Toxemia is a pregnancy complication, that is caused by high blood pressure. It is a grave condition that can lead to dire complications during the gestational period or during the delivery process. Treating toxemia as soon as possible, is the only way to keep the mother and child safe.
The term ‘toxemia’ refers to pregnancy-induced hypertension. It is a condition affecting 7-10% of pregnant women. Also known as preeclampsia, this condition mostly develops after 20 weeks of gestation. As of today, scientists have not yet been able to zero in on the causative factor, so the exact cause is still unknown. As the placenta develops during a pregnancy, toxemia is seen to occur.
Mostly women in their first pregnancies are seen to develop toxemia, especially those carrying multiple babies. Teenage mothers and women older than 40 are also known to be at greater risks of developing toxemia during pregnancy. However, these are just the probable causes, not the definite ones.
Symptoms of Toxemia During Pregnancy
The symptoms of this condition can be of two kinds:
Mild Toxemia Symptoms
- Elevated blood pressure (exceeding 140/90)
- Protein in the urine
- Weight gain
- Hyper-reflexia (extremely fast reflex responses)
- Swelling of the hands, feet and face due to fluid retention
Severe Toxemia Symptoms
- Excessive and persistent acid reflux
- Vomiting blood
- Blood in urine
- Blurred or double vision
- Sudden blindness
- Decreased urine output
- Gastric pain
- Severe pain in upper abdominal area
- Mental disorientation
- Low amniotic fluid levels
- Intra-uterine growth restriction
Toxemia left untreated can conduce to kidney and liver damage. Toxemia is a potentially fatal disease as it can be detrimental to both mother and child. Consequences of toxemia are rupture of placenta, preterm delivery, fetal growth restrictions, maternal renal failure, pulmonary edema, maternal stroke, precipitous delivery, decreased uteroplacental perfusion, increased perinatal mortality or maternal convulsions. It can also result in grave situations like coma and even death. Read more on high blood pressure during pregnancy.
How is it Diagnosed?
Toxemia has the potential of being a fatal disease and can affect the fetus. Thus, it is important to detect toxemia condition as soon as possible and treat it. Early detection and appropriate treatment will reduce risks and complications during delivery of the baby. Regularly visiting the gynecologist will enable you to detect it as soon as possible. To confirm toxemia condition, your doctor may get you to take a urine test, by which the level of protein in the urine can be detected. Presence of more than 300 mg of protein in 24 hours is considered to be proteinuria, thereby indicating toxemia.
How is Toxemia Treated?
If you have been diagnosed with toxemia, your doctor will ask you to take complete best rest.
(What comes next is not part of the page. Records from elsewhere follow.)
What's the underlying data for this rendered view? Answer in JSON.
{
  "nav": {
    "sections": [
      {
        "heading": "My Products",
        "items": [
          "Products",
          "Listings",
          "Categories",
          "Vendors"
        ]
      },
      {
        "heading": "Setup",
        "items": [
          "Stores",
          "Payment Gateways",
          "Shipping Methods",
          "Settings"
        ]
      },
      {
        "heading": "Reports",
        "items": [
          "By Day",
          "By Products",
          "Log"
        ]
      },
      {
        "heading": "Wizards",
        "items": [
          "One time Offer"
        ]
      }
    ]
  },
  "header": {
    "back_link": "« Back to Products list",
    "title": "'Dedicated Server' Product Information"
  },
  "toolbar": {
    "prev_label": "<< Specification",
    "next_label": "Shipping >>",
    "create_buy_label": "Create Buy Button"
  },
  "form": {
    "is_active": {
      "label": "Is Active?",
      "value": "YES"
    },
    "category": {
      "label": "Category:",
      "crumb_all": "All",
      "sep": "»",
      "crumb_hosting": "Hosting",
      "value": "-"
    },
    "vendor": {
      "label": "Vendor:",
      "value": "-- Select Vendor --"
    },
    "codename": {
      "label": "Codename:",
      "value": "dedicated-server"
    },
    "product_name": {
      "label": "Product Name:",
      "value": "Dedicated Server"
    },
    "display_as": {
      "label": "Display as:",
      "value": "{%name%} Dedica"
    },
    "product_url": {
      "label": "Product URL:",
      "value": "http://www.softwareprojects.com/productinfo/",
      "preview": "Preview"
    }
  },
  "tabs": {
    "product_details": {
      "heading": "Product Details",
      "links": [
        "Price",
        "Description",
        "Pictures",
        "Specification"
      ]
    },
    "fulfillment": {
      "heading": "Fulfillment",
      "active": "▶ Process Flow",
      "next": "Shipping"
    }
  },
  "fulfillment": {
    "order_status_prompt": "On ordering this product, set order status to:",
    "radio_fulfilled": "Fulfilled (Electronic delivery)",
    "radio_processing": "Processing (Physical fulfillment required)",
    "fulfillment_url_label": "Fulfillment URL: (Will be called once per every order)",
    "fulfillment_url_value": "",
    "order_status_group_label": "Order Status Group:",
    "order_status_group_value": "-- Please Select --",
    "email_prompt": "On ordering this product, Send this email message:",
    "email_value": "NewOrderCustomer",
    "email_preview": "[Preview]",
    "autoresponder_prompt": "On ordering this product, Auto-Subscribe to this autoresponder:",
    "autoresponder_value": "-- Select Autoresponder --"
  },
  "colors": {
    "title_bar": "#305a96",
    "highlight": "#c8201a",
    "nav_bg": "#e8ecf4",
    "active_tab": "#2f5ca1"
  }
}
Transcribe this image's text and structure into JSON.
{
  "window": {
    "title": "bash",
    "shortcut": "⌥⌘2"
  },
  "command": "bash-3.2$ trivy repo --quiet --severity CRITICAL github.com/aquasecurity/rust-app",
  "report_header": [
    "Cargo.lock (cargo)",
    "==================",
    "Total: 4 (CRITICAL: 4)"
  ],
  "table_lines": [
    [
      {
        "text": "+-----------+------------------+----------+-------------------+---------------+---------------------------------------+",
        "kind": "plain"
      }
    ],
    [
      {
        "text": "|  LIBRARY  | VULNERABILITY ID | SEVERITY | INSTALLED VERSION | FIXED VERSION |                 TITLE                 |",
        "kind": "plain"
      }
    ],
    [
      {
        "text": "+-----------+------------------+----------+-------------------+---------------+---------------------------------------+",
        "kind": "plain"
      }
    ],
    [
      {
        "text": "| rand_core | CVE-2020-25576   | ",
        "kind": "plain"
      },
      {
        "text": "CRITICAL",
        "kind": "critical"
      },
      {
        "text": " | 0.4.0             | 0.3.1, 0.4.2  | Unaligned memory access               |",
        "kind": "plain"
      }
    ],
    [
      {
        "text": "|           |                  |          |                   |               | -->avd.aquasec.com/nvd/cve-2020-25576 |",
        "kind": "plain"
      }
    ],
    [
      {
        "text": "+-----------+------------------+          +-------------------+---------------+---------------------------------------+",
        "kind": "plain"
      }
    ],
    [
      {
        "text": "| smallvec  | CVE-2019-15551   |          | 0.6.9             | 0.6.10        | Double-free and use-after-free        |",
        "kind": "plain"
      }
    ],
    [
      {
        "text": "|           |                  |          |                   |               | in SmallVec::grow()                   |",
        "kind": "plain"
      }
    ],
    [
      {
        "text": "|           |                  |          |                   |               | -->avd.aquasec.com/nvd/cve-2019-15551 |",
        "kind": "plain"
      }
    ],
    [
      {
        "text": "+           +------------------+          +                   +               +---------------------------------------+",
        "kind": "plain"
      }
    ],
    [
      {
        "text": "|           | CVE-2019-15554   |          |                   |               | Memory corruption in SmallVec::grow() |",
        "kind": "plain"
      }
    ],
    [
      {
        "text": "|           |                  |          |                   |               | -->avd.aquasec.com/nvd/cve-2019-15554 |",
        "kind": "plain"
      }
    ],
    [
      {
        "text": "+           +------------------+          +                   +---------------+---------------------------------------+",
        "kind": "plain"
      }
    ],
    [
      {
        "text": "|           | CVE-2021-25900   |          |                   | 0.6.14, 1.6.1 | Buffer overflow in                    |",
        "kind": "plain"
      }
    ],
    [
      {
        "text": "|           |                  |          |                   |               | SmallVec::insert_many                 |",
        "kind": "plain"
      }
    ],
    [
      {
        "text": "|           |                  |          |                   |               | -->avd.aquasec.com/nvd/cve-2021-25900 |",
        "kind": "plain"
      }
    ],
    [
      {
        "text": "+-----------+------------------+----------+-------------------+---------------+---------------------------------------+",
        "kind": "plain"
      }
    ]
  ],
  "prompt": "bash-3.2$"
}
Lying on one’s left side keeps the baby and other pressure off one’s vena cava. This in turn reduces swelling and blood pressure. The doctor may ask you to get hospitalized, to carefully monitor your blood pressure and amniotic fluid levels. To lower the blood pressure levels, the doctor may prescribe intake of mild hypertensive medicines to reduce risks during delivery.
Steroids are injected into the mother for lung maturity of the fetus. This is a very important step because in case of preterm delivery, the lungs will be mature enough to function and help the child to survive. In case, the blood pressure goes on rising and all efforts to reduce it go in vain, the only option is to induce labor. This has to be done, or else the life of the mother can be threatened.
Since, we do not know what exactly causes toxemia, very little can be done to prevent occurrence of it. Start a pregnancy with good health, good diet and good shape. Keep going for regular checkups and make sure your blood pressure is being monitored on a regular basis. If possible purchase your own blood pressure-measuring apparatus, so that you can check it at home as well. Careful monitoring is the only way to reduce the damage caused by toxemia during pregnancy. Take care!